>>
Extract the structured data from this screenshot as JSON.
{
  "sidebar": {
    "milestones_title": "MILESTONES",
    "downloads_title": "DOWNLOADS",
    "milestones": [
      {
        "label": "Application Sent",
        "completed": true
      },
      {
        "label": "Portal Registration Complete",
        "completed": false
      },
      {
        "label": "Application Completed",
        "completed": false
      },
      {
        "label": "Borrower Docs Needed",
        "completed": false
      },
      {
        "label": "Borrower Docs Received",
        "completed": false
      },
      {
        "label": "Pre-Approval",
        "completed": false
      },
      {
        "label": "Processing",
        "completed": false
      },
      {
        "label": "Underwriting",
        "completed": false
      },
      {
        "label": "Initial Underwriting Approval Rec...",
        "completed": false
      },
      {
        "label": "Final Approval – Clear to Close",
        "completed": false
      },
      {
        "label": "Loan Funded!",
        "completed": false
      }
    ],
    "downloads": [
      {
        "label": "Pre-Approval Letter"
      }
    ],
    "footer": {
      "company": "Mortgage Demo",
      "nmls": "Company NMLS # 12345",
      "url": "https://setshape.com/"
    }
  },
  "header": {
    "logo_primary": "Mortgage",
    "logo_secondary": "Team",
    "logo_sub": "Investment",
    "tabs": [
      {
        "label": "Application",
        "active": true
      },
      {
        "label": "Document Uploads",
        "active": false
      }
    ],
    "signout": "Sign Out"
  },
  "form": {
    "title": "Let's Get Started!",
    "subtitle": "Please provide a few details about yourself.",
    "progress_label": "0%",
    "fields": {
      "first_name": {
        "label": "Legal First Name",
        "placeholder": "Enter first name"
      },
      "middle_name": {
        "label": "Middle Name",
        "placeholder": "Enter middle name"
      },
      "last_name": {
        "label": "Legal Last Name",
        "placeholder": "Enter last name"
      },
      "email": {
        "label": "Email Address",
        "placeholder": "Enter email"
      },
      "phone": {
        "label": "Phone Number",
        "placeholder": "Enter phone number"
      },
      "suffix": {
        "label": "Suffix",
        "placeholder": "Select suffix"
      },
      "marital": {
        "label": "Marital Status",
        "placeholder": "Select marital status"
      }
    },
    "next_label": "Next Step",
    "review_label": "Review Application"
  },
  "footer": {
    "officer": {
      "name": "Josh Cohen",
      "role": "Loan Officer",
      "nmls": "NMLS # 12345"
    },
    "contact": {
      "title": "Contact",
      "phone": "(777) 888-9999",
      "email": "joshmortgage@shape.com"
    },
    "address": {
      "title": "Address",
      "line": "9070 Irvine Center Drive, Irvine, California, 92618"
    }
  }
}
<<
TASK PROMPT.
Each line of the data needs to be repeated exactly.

FINISHED EXERCISE.
Extract the structured data from this screenshot as JSON.
{
  "sidebar": {
    "milestones_title": "MILESTONES",
    "downloads_title": "DOWNLOADS",
    "milestones": [
      {
        "label": "Application Sent",
        "completed": true
      },
      {
        "label": "Portal Registration Complete",
        "completed": false
      },
      {
        "label": "Application Completed",
        "completed": false
      },
      {
        "label": "Borrower Docs Needed",
        "completed": false
      },
      {
        "label": "Borrower Docs Received",
        "completed": false
      },
      {
        "label": "Pre-Approval",
        "completed": false
      },
      {
        "label": "Processing",
        "completed": false
      },
      {
        "label": "Underwriting",
        "completed": false
      },
      {
        "label": "Initial Underwriting Approval Rec...",
        "completed": false
      },
      {
        "label": "Final Approval – Clear to Close",
        "completed": false
      },
      {
        "label": "Loan Funded!",
        "completed": false
      }
    ],
    "downloads": [
      {
        "label": "Pre-Approval Letter"
      }
    ],
    "footer": {
      "company": "Mortgage Demo",
      "nmls": "Company NMLS # 12345",
      "url": "https://setshape.com/"
    }
  },
  "header": {
    "logo_primary": "Mortgage",
    "logo_secondary": "Team",
    "logo_sub": "Investment",
    "tabs": [
      {
        "label": "Application",
        "active": true
      },
      {
        "label": "Document Uploads",
        "active": false
      }
    ],
    "signout": "Sign Out"
  },
  "form": {
    "title": "Let's Get Started!",
    "subtitle": "Please provide a few details about yourself.",
    "progress_label": "0%",
    "fields": {
      "first_name": {
        "label": "Legal First Name",
        "placeholder": "Enter first name"
      },
      "middle_name": {
        "label": "Middle Name",
        "placeholder": "Enter middle name"
      },
      "last_name": {
        "label": "Legal Last Name",
        "placeholder": "Enter last name"
      },
      "email": {
        "label": "Email Address",
        "placeholder": "Enter email"
      },
      "phone": {
        "label": "Phone Number",
        "placeholder": "Enter phone number"
      },
      "suffix": {
        "label": "Suffix",
        "placeholder": "Select suffix"
      },
      "marital": {
        "label": "Marital Status",
        "placeholder": "Select marital status"
      }
    },
    "next_label": "Next Step",
    "review_label": "Review Application"
  },
  "footer": {
    "officer": {
      "name": "Josh Cohen",
      "role": "Loan Officer",
      "nmls": "NMLS # 12345"
    },
    "contact": {
      "title": "Contact",
      "phone": "(777) 888-9999",
      "email": "joshmortgage@shape.com"
    },
    "address": {
      "title": "Address",
      "line": "9070 Irvine Center Drive, Irvine, California, 92618"
    }
  }
}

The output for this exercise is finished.